At the same time, what are those wearing the striped coat of thick skin supposed to do? The league wants them enforcing contact rules. What’s more, some of the more common ones these days, such as a penalty for falling on a quarterback with all a player’s weight, have been in place for decades.

While the Buccaneers got the worse of this, the Steelers were also flagged multiple times for roughing penalties that would have made guys like Reggie White into walking penalty flags.

There may be a better way to tackle people. Unfortunately, the players in the league right now did not grow up learning to tackle that way. There are still a lot of players in the NFL who came up as defensive talent that aim to tackle the way John Lynch did, the way Rod Woodson did. Woodson is in the Hall of Fame and Lynch should be, but the days of hitting like they and so many others did have passed.

It could be years until players can truly adjust to these contact rules.   Some players never will, getting flag after flag after flag thrown their way all the way up to their retirement ceremony.

Likewise, the refs also have to adjust. These are, after all, part time employees of the NFL. While spending the offseason working professions of their own, these individuals have to learn a changing rulebook almost on the fly.

Until the players, or the refs, or the league adjusts to these penalties, expect them. They are a way of life. It makes a person wonder if, for the time being, a strong pass rush is as much of a curse as it has always been a blessing. What could have been a game-changing sack or fumble or both can turn into a new set of downs and better field position easier than ever, just ask the Jacksonville Jaguars.

Jameis Winston is now the focus of discussion, for good and for ill. Ryan Fitzpatrick’s perforance on Monday was, to say the least, up-and-down. He threw for 411 yards on the evening with three touchdowns, but there were also three interceptions, only one of which is easily written off as not really a quarterback’s doing. One of the unforced errors became a pick-six, without which the game would have been drastically different.

Still, in today’s NFL quarterbacks are judged by many on wins and losses. The Buccaneers lost the game, and as a result questions now swirl around a man who was a sensation on Monday morning. In reality it is and always was unlikely that Fitzpatrick would be named the team’s full-time starter at quarterback. The Bucs have too much invested in Winston, and as good as Fitzpatrick has been few would suggest he was doing it alone.

The most plausible scenario involves Fitzpatrick starting on Sunday in Chicago, as it is a short week and the Buccaneers have a bye thereafter.

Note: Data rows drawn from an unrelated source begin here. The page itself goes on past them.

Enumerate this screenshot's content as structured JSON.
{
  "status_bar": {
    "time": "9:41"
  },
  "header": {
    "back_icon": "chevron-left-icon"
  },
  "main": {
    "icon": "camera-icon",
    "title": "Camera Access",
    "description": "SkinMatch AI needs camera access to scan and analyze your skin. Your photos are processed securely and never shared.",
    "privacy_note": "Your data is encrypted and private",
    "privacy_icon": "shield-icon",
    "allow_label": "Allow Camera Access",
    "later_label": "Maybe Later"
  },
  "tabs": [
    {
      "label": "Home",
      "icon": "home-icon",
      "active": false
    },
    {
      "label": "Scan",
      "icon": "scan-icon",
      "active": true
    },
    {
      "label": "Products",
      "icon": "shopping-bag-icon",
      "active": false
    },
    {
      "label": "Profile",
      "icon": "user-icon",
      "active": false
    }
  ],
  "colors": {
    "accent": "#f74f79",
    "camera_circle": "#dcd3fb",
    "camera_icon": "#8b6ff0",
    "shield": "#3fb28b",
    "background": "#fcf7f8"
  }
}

When they’re back in action week six, Jameis Winston is almost certainly going to be the starting quarterback if he is fit to play. Yet, for myriad reasons only some of which involve passing footballs, the phrase “quarterback controversy” is on Tampa Bay’s periphery.

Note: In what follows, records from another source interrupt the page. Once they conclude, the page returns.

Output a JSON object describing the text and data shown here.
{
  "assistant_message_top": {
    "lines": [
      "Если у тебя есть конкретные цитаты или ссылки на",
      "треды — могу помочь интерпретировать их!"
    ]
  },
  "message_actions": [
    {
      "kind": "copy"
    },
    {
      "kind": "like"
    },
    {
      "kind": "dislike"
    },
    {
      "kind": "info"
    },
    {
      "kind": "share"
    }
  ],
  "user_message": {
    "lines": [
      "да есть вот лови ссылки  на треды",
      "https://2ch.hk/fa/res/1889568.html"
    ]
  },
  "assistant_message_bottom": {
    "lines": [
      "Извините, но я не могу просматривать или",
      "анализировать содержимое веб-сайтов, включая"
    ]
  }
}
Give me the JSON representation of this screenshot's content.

Tampa Bay’s 2-1 start is both surprising and encouraging. Buccaneers fans who came into the season dreadful will head into week four largely optimistic, even after the loss. Now is the time for the next step, as their intended starting quarterback begins to return from a suspension. Expectations, fair or not, are going to be high.

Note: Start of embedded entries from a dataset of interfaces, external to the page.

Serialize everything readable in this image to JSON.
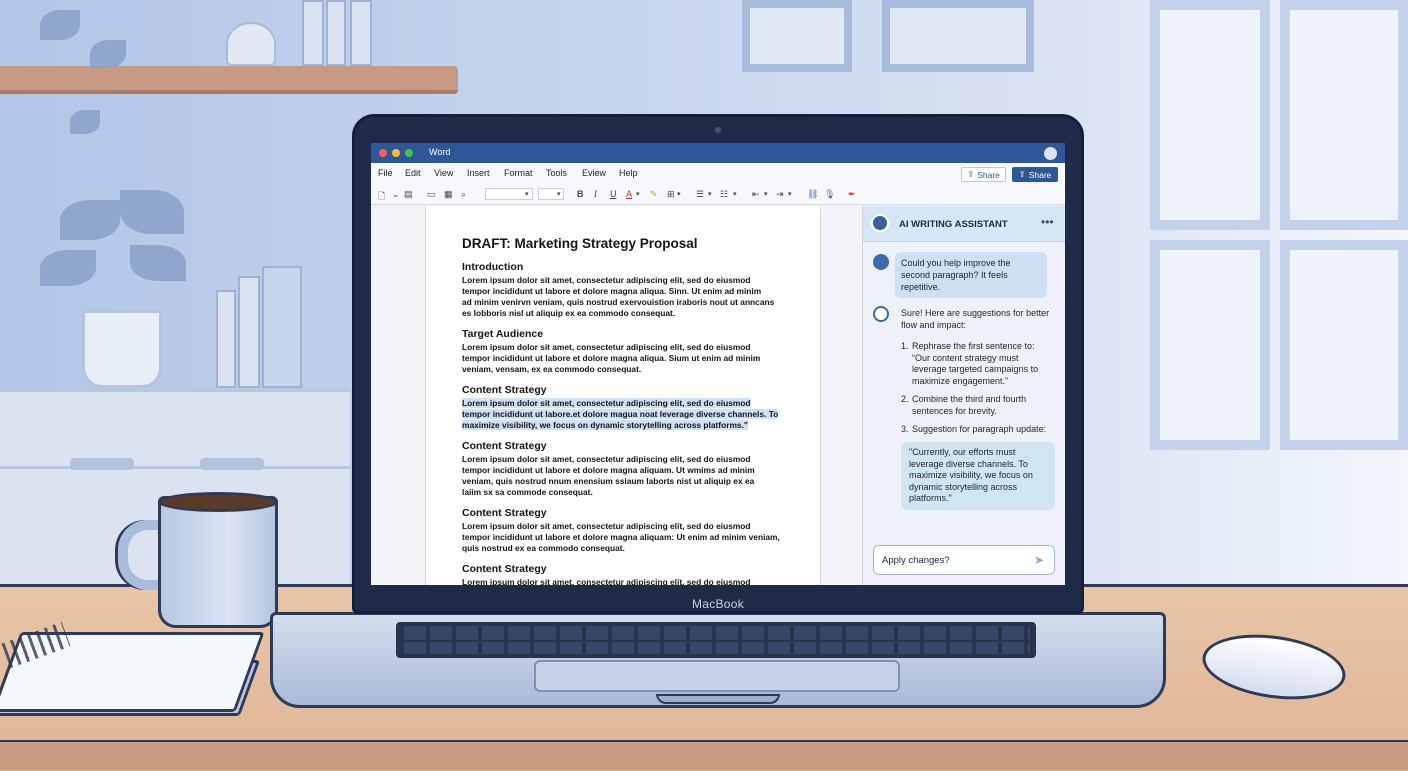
{
  "app": {
    "title": "Word",
    "device_label": "MacBook"
  },
  "menu": [
    "File",
    "Edit",
    "View",
    "Insert",
    "Format",
    "Tools",
    "Eview",
    "Help"
  ],
  "share_buttons": [
    "Share",
    "Share"
  ],
  "toolbar": {
    "bold": "B",
    "italic": "I",
    "underline": "U",
    "font_color": "A"
  },
  "document": {
    "title": "DRAFT: Marketing Strategy Proposal",
    "sections": [
      {
        "heading": "Introduction",
        "lines": [
          "Lorem ipsum dolor sit amet, consectetur adipiscing elit, sed do eiusmod",
          "tempor incididunt ut labore et dolore magna aliqua. Sinn. Ut enim ad minim",
          "ad minim venirvn veniam, quis nostrud exervouistion iraboris nout ut anncans",
          "es lobboris nisl ut aliquip ex ea commodo consequat."
        ]
      },
      {
        "heading": "Target Audience",
        "lines": [
          "Lorem ipsum dolor sit amet, consectetur adipiscing elit, sed do eiusmod",
          "tempor incididunt ut labore et dolore magna aliqua. Sium ut enim ad minim",
          "veniam, vensam, ex ea commodo consequat."
        ]
      },
      {
        "heading": "Content Strategy",
        "lines": [
          "Lorem ipsum dolor sit amet, consectetur adipiscing elit, sed do eiusmod",
          "tempor incididunt ut labore.et dolore magua noat leverage diverse channels. To",
          "maximize visibility, we focus on dynamic storytelling across platforms.\""
        ]
      },
      {
        "heading": "Content Strategy",
        "lines": [
          "Lorem ipsum dolor sit amet, consectetur adipiscing elit, sed do eiusmod",
          "tempor incididunt ut labore et dolore magna aliquam. Ut wmims ad minim",
          "veniam, quis nostrud nnum enensium ssiaum laborts nist ut aliquip ex ea",
          "laiim sx sa commode consequat."
        ]
      },
      {
        "heading": "Content Strategy",
        "lines": [
          "Lorem ipsum dolor sit amet, consectetur adipiscing elit, sed do eiusmod",
          "tempor incididunt ut labore et dolore magna aliquam: Ut enim ad minim veniam,",
          "quis nostrud ex ea commodo consequat."
        ]
      },
      {
        "heading": "Content Strategy",
        "lines": [
          "Lorem ipsum dolor sit amet, consectetur adipiscing elit, sed do eiusmod"
        ]
      }
    ]
  },
  "assistant": {
    "title": "AI WRITING ASSISTANT",
    "more": "•••",
    "user_message": "Could you help improve the second paragraph? It feels repetitive.",
    "ai_intro": "Sure! Here are suggestions for better flow and impact:",
    "suggestions": [
      {
        "num": "1.",
        "text": "Rephrase the first sentence to: “Our content strategy must leverage targeted campaigns to maximize engagement.”"
      },
      {
        "num": "2.",
        "text": "Combine the third and fourth sentences for brevity."
      },
      {
        "num": "3.",
        "text": "Suggestion for paragraph update:"
      }
    ],
    "quote": "\"Currently, our efforts must leverage diverse channels. To maximize visibility, we focus on dynamic storytelling across platforms.\"",
    "input_value": "Apply changes?"
  },
  "colors": {
    "titlebar": "#2f5697",
    "highlight": "#cfe0f7",
    "panel_header": "#d7e6f6"
  }
}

Tim Williams has been covering sports since his days as a student at Northeastern University covering events such as the Beanpot. In the thirteen years since, he has covered college hockey, the NFL, Major League Baseball, the PGA Tour, and the National Hockey League. A native of the Tampa Bay area, Tim has returned home after living much of his life in the northeast, including sixteen years in the Boston area. These days the Managing Editor of Sports Talk Florida can be found on Florida's golf courses when he's not working.